What really makes this lengthy biography work is that it isn’t merely a biography of Beethoven the person, but also Beethoven the composer in the sense that a good amount of space is spent both describing the process by which his major works were created and critique of the music itself. Swafford nicely attempts (and largely succeeds) at taking a step back from the long history of viewing Beethoven as a genius to to look objectively at his achievements.
For fans of classical music, serious or just vaguely familiar, this biography and discussion of his music will probably be appreciated. The musical analysis was at times more advanced than the basic music theory/history I was familiar with, but Swafford also does a fair job of explaining so that even the non professional musician will understand the main points, and a newbie will likely learn some wonderful things about music in general and about distinctions between different approaches (eras) of what is all lumped together as ‘classical’. In addition to covering the style of Beethoven’s output, Swafford also covers the basics of his contemporaries, particularly those he learned from.
If you are thinking about reading this but aren’t sure whether to commit to such a large work you can get a fair idea the whole thing by just reading a few chapters (interspersed with listening to some recordings I’d recommend). The first couple chapters are more laden with biography compared to a larger amount of musical focus further in, but you should still get a fair idea of Swafford’s scope and style.

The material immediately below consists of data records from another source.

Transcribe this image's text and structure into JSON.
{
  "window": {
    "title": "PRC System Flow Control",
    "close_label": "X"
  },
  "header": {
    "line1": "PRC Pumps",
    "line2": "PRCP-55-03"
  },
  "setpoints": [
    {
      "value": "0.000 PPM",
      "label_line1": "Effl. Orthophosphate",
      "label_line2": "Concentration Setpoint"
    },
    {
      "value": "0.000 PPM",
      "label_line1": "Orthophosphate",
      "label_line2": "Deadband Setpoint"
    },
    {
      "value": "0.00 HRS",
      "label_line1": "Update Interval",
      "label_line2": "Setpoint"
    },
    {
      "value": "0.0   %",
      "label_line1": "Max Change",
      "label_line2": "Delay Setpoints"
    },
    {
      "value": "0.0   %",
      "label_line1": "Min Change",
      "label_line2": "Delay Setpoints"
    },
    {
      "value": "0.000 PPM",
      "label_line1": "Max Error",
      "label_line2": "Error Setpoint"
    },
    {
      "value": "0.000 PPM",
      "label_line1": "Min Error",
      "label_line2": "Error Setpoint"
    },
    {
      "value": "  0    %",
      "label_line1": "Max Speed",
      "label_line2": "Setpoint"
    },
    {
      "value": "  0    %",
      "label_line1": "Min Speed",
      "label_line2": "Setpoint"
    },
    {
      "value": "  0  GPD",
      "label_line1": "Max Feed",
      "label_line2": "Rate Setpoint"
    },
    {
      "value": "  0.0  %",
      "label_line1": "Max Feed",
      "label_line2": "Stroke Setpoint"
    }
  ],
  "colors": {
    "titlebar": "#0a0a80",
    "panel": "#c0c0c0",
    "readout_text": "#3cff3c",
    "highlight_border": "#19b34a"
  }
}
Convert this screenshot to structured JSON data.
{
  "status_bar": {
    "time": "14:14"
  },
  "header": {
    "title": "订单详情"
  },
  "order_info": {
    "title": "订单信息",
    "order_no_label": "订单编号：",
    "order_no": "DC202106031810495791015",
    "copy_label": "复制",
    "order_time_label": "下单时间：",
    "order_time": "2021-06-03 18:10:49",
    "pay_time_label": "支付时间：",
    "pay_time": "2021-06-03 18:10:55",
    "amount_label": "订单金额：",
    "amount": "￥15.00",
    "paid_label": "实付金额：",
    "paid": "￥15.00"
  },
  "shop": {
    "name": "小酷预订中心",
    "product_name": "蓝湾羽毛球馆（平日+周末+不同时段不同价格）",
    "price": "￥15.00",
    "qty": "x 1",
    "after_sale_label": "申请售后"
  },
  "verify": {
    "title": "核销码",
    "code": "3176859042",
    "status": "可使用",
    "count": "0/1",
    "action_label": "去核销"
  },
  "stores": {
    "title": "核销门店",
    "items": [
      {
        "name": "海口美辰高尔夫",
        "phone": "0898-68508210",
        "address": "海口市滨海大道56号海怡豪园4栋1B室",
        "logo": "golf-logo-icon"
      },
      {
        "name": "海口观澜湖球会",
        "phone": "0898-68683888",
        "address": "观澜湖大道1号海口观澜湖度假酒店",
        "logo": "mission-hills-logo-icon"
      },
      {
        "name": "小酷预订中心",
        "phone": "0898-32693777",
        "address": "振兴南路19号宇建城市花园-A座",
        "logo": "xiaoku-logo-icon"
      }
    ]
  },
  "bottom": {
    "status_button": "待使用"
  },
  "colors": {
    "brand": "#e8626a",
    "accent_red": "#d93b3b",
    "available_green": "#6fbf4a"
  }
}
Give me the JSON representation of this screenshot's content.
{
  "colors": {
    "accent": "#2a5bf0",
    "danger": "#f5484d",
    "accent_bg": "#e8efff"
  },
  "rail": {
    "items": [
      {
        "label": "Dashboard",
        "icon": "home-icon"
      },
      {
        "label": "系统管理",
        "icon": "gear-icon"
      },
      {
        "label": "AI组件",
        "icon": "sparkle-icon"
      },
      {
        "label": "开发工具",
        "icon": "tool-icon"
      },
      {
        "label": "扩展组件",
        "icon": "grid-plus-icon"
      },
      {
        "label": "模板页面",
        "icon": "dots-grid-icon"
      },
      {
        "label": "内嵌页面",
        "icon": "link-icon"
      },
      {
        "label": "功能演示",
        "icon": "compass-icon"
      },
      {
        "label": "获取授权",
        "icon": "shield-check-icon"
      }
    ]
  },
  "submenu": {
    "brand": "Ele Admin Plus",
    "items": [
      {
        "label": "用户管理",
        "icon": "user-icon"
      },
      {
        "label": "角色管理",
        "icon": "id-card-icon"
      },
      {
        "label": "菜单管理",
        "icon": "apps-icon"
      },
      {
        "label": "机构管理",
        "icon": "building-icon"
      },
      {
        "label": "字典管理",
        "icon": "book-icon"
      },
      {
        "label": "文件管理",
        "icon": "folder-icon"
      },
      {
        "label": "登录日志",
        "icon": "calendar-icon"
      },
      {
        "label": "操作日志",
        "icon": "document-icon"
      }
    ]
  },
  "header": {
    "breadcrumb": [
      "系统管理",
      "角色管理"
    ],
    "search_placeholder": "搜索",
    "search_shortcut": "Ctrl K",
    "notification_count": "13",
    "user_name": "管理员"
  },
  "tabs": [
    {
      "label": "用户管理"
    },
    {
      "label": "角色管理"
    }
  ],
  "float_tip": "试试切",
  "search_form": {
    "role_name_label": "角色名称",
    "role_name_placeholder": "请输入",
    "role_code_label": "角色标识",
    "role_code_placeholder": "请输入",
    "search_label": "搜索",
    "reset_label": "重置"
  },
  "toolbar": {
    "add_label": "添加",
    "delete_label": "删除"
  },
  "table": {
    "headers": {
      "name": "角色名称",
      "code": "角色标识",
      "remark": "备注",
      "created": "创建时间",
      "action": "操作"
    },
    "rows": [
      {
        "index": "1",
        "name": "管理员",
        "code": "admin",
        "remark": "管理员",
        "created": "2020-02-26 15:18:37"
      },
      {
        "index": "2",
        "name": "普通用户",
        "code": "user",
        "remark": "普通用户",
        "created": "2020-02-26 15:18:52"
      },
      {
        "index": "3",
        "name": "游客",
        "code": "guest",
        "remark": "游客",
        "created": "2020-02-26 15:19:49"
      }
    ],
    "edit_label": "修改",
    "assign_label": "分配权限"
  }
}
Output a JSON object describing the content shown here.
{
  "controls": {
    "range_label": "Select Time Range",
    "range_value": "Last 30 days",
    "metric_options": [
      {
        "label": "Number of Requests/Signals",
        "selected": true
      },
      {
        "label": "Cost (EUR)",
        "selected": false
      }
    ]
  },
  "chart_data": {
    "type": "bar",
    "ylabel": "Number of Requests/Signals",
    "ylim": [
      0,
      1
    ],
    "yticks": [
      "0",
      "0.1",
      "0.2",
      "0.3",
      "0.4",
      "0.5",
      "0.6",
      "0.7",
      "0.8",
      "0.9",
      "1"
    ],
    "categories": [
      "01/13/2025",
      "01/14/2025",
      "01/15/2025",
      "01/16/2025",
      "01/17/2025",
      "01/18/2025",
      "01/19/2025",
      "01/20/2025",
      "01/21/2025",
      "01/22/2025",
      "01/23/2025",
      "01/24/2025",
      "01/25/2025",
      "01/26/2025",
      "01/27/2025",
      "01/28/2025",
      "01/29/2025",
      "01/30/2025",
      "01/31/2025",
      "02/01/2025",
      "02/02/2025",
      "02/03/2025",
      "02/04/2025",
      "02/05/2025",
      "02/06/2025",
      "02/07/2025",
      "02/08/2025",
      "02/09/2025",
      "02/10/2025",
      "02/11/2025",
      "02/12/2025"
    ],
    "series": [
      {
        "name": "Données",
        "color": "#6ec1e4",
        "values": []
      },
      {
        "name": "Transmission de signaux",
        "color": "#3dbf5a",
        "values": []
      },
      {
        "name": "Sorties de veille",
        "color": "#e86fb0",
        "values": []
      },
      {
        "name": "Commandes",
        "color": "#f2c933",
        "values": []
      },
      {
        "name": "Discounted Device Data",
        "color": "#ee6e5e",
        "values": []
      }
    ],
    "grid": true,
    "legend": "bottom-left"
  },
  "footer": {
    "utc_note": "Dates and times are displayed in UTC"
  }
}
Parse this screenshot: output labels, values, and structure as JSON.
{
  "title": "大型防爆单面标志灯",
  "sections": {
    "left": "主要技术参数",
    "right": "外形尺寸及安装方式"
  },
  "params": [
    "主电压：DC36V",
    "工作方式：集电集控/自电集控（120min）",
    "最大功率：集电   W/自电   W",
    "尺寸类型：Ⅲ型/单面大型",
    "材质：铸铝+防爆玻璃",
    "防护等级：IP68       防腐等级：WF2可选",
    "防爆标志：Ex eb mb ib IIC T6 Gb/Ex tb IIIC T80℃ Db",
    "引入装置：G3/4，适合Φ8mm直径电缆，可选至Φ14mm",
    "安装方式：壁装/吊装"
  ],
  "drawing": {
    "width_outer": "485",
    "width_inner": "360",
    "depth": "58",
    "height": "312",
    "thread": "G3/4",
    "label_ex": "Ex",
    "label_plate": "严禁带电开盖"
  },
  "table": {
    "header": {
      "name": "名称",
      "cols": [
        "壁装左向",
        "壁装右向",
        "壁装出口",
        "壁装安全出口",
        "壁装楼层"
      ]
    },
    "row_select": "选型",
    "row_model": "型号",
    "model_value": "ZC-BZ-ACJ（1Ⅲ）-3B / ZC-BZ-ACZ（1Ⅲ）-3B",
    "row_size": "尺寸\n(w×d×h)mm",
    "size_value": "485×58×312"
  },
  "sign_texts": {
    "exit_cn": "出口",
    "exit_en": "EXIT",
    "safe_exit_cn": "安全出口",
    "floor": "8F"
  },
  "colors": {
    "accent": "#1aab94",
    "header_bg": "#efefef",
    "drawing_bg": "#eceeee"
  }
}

Disclaimer: I received a free advanced reading copy of this from Houghton Mifflin Harcourt via Goodreads’ First-Reads Giveaway Program in exchange for an honest review.